Data entries:
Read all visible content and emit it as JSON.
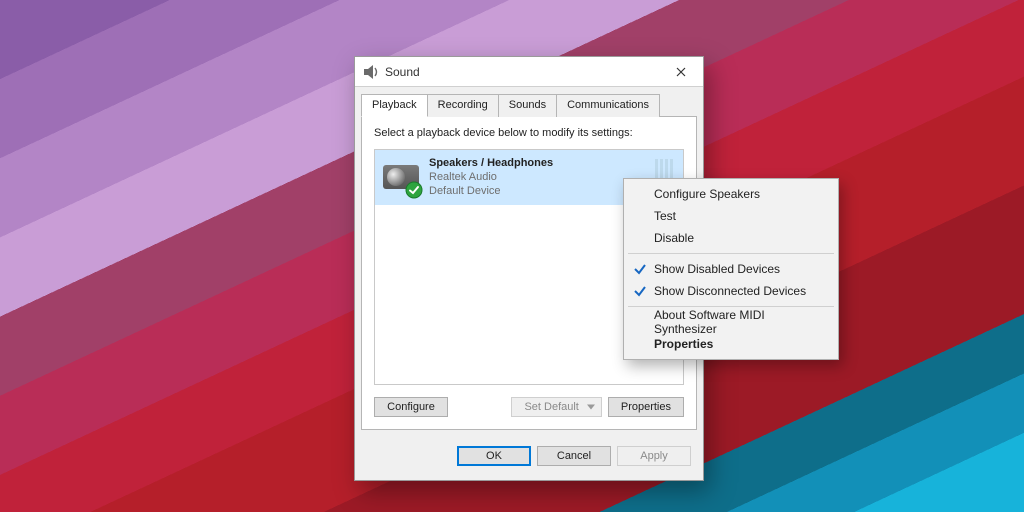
{
  "dialog": {
    "title": "Sound",
    "tabs": [
      "Playback",
      "Recording",
      "Sounds",
      "Communications"
    ],
    "active_tab": 0,
    "instruction": "Select a playback device below to modify its settings:",
    "device": {
      "name": "Speakers / Headphones",
      "driver": "Realtek Audio",
      "status": "Default Device"
    },
    "buttons": {
      "configure": "Configure",
      "set_default": "Set Default",
      "properties": "Properties",
      "ok": "OK",
      "cancel": "Cancel",
      "apply": "Apply"
    }
  },
  "context_menu": {
    "items": [
      {
        "label": "Configure Speakers",
        "checked": false,
        "bold": false
      },
      {
        "label": "Test",
        "checked": false,
        "bold": false
      },
      {
        "label": "Disable",
        "checked": false,
        "bold": false
      }
    ],
    "items2": [
      {
        "label": "Show Disabled Devices",
        "checked": true,
        "bold": false
      },
      {
        "label": "Show Disconnected Devices",
        "checked": true,
        "bold": false
      }
    ],
    "items3": [
      {
        "label": "About Software MIDI Synthesizer",
        "checked": false,
        "bold": false
      },
      {
        "label": "Properties",
        "checked": false,
        "bold": true
      }
    ]
  }
}
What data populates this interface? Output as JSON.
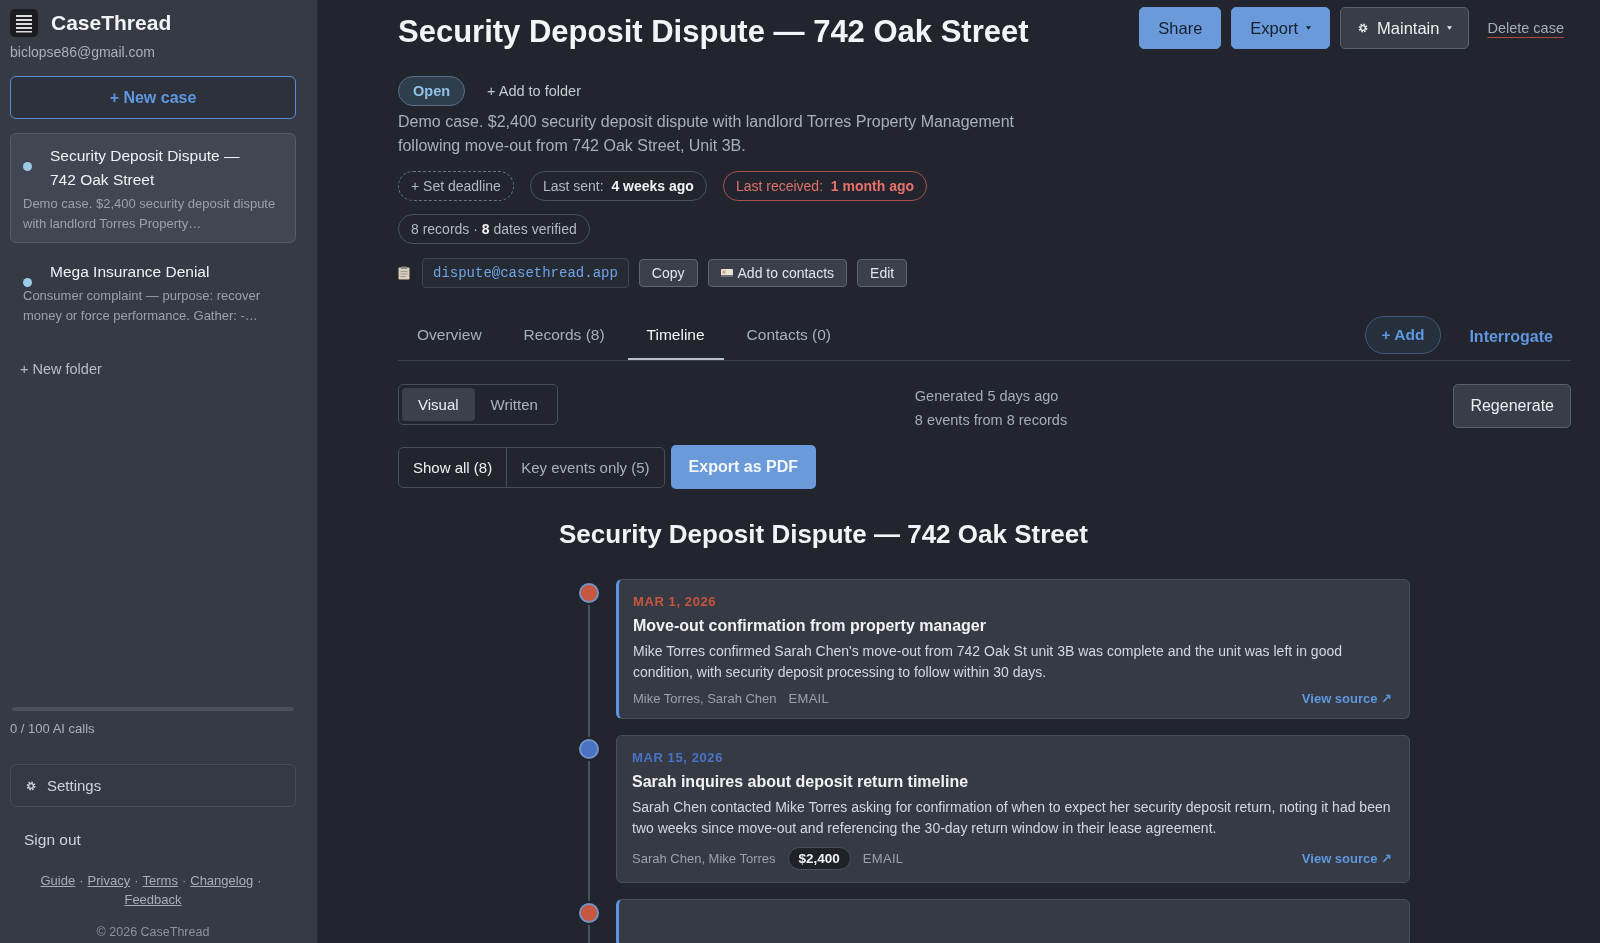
{
  "sidebar": {
    "app_name": "CaseThread",
    "account": "biclopse86@gmail.com",
    "new_case": "+ New case",
    "cases": [
      {
        "title": "Security Deposit Dispute — 742 Oak Street",
        "snippet": "Demo case. $2,400 security deposit dispute with landlord Torres Property…",
        "selected": true
      },
      {
        "title": "Mega Insurance Denial",
        "snippet": "Consumer complaint — purpose: recover money or force performance. Gather: -…",
        "selected": false
      }
    ],
    "new_folder": "+ New folder",
    "usage": {
      "level": 0,
      "reading": "0 / 100 AI calls"
    },
    "settings": "Settings",
    "sign_out": "Sign out",
    "footer_links": [
      {
        "label": "Guide",
        "separator": "·"
      },
      {
        "label": "Privacy",
        "separator": "·"
      },
      {
        "label": "Terms",
        "separator": "·"
      },
      {
        "label": "Changelog",
        "separator": "·"
      },
      {
        "label": "Feedback"
      }
    ],
    "copyright": "© 2026 CaseThread"
  },
  "case": {
    "title": "Security Deposit Dispute — 742 Oak Street",
    "actions": [
      {
        "label": "Share",
        "kind": "primary",
        "menu": false
      },
      {
        "label": "Export",
        "kind": "primary",
        "menu": true
      },
      {
        "label": "Maintain",
        "kind": "gear",
        "menu": true
      },
      {
        "label": "Delete case",
        "kind": "danger-link",
        "menu": false
      }
    ],
    "status": "Open",
    "add_to_folder": "+ Add to folder",
    "description": "Demo case. $2,400 security deposit dispute with landlord Torres Property Management following move-out from 742 Oak Street, Unit 3B.",
    "chips": [
      {
        "kind": "dashed",
        "label": "+ Set deadline"
      },
      {
        "kind": "info",
        "label": "Last sent:",
        "value": "4 weeks ago"
      },
      {
        "kind": "alert",
        "label": "Last received:",
        "value": "1 month ago"
      }
    ],
    "records_summary": "8 records · **8** dates verified",
    "email": "dispute@casethread.app",
    "email_actions": [
      {
        "label": "Copy",
        "icon": false
      },
      {
        "label": "Add to contacts",
        "icon": true
      },
      {
        "label": "Edit",
        "icon": false
      }
    ]
  },
  "tabs": [
    {
      "label": "Overview",
      "selected": false
    },
    {
      "label": "Records (8)",
      "selected": false
    },
    {
      "label": "Timeline",
      "selected": true
    },
    {
      "label": "Contacts (0)",
      "selected": false
    }
  ],
  "tab_actions": {
    "add": "+ Add",
    "interrogate": "Interrogate"
  },
  "view_toggle": [
    {
      "label": "Visual",
      "selected": true
    },
    {
      "label": "Written",
      "selected": false
    }
  ],
  "generated": [
    "Generated 5 days ago",
    "8 events from 8 records"
  ],
  "regenerate": "Regenerate",
  "filters": [
    {
      "label": "Show all (8)",
      "selected": true
    },
    {
      "label": "Key events only (5)",
      "selected": false
    }
  ],
  "export_pdf": "Export as PDF",
  "timeline": {
    "title": "Security Deposit Dispute — 742 Oak Street",
    "events": [
      {
        "date": "MAR 1, 2026",
        "color": "#c8553d",
        "key": true,
        "title": "Move-out confirmation from property manager",
        "body": "Mike Torres confirmed Sarah Chen's move-out from 742 Oak St unit 3B was complete and the unit was left in good condition, with security deposit processing to follow within 30 days.",
        "people": "Mike Torres, Sarah Chen",
        "type": "EMAIL",
        "link": "View source ↗"
      },
      {
        "date": "MAR 15, 2026",
        "color": "#4a72c4",
        "key": false,
        "title": "Sarah inquires about deposit return timeline",
        "body": "Sarah Chen contacted Mike Torres asking for confirmation of when to expect her security deposit return, noting it had been two weeks since move-out and referencing the 30-day return window in their lease agreement.",
        "people": "Sarah Chen, Mike Torres",
        "amount": "$2,400",
        "type": "EMAIL",
        "link": "View source ↗"
      },
      {
        "color": "#c8553d",
        "key": true
      }
    ]
  }
}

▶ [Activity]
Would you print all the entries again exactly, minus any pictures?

▶ [Exercise answer]
Read all visible content and emit it as JSON.
{
  "dialog": {
    "title": "Sound",
    "tabs": [
      "Playback",
      "Recording",
      "Sounds",
      "Communications"
    ],
    "active_tab": 0,
    "instruction": "Select a playback device below to modify its settings:",
    "device": {
      "name": "Speakers / Headphones",
      "driver": "Realtek Audio",
      "status": "Default Device"
    },
    "buttons": {
      "configure": "Configure",
      "set_default": "Set Default",
      "properties": "Properties",
      "ok": "OK",
      "cancel": "Cancel",
      "apply": "Apply"
    }
  },
  "context_menu": {
    "items": [
      {
        "label": "Configure Speakers",
        "checked": false,
        "bold": false
      },
      {
        "label": "Test",
        "checked": false,
        "bold": false
      },
      {
        "label": "Disable",
        "checked": false,
        "bold": false
      }
    ],
    "items2": [
      {
        "label": "Show Disabled Devices",
        "checked": true,
        "bold": false
      },
      {
        "label": "Show Disconnected Devices",
        "checked": true,
        "bold": false
      }
    ],
    "items3": [
      {
        "label": "About Software MIDI Synthesizer",
        "checked": false,
        "bold": false
      },
      {
        "label": "Properties",
        "checked": false,
        "bold": true
      }
    ]
  }
}
What data populates this interface? Output as JSON.
{
  "sidebar": {
    "app_name": "CaseThread",
    "account": "biclopse86@gmail.com",
    "new_case": "+ New case",
    "cases": [
      {
        "title": "Security Deposit Dispute — 742 Oak Street",
        "snippet": "Demo case. $2,400 security deposit dispute with landlord Torres Property…",
        "selected": true
      },
      {
        "title": "Mega Insurance Denial",
        "snippet": "Consumer complaint — purpose: recover money or force performance. Gather: -…",
        "selected": false
      }
    ],
    "new_folder": "+ New folder",
    "usage": {
      "level": 0,
      "reading": "0 / 100 AI calls"
    },
    "settings": "Settings",
    "sign_out": "Sign out",
    "footer_links": [
      {
        "label": "Guide",
        "separator": "·"
      },
      {
        "label": "Privacy",
        "separator": "·"
      },
      {
        "label": "Terms",
        "separator": "·"
      },
      {
        "label": "Changelog",
        "separator": "·"
      },
      {
        "label": "Feedback"
      }
    ],
    "copyright": "© 2026 CaseThread"
  },
  "case": {
    "title": "Security Deposit Dispute — 742 Oak Street",
    "actions": [
      {
        "label": "Share",
        "kind": "primary",
        "menu": false
      },
      {
        "label": "Export",
        "kind": "primary",
        "menu": true
      },
      {
        "label": "Maintain",
        "kind": "gear",
        "menu": true
      },
      {
        "label": "Delete case",
        "kind": "danger-link",
        "menu": false
      }
    ],
    "status": "Open",
    "add_to_folder": "+ Add to folder",
    "description": "Demo case. $2,400 security deposit dispute with landlord Torres Property Management following move-out from 742 Oak Street, Unit 3B.",
    "chips": [
      {
        "kind": "dashed",
        "label": "+ Set deadline"
      },
      {
        "kind": "info",
        "label": "Last sent:",
        "value": "4 weeks ago"
      },
      {
        "kind": "alert",
        "label": "Last received:",
        "value": "1 month ago"
      }
    ],
    "records_summary": "8 records · **8** dates verified",
    "email": "dispute@casethread.app",
    "email_actions": [
      {
        "label": "Copy",
        "icon": false
      },
      {
        "label": "Add to contacts",
        "icon": true
      },
      {
        "label": "Edit",
        "icon": false
      }
    ]
  },
  "tabs": [
    {
      "label": "Overview",
      "selected": false
    },
    {
      "label": "Records (8)",
      "selected": false
    },
    {
      "label": "Timeline",
      "selected": true
    },
    {
      "label": "Contacts (0)",
      "selected": false
    }
  ],
  "tab_actions": {
    "add": "+ Add",
    "interrogate": "Interrogate"
  },
  "view_toggle": [
    {
      "label": "Visual",
      "selected": true
    },
    {
      "label": "Written",
      "selected": false
    }
  ],
  "generated": [
    "Generated 5 days ago",
    "8 events from 8 records"
  ],
  "regenerate": "Regenerate",
  "filters": [
    {
      "label": "Show all (8)",
      "selected": true
    },
    {
      "label": "Key events only (5)",
      "selected": false
    }
  ],
  "export_pdf": "Export as PDF",
  "timeline": {
    "title": "Security Deposit Dispute — 742 Oak Street",
    "events": [
      {
        "date": "MAR 1, 2026",
        "color": "#c8553d",
        "key": true,
        "title": "Move-out confirmation from property manager",
        "body": "Mike Torres confirmed Sarah Chen's move-out from 742 Oak St unit 3B was complete and the unit was left in good condition, with security deposit processing to follow within 30 days.",
        "people": "Mike Torres, Sarah Chen",
        "type": "EMAIL",
        "link": "View source ↗"
      },
      {
        "date": "MAR 15, 2026",
        "color": "#4a72c4",
        "key": false,
        "title": "Sarah inquires about deposit return timeline",
        "body": "Sarah Chen contacted Mike Torres asking for confirmation of when to expect her security deposit return, noting it had been two weeks since move-out and referencing the 30-day return window in their lease agreement.",
        "people": "Sarah Chen, Mike Torres",
        "amount": "$2,400",
        "type": "EMAIL",
        "link": "View source ↗"
      },
      {
        "color": "#c8553d",
        "key": true
      }
    ]
  }
}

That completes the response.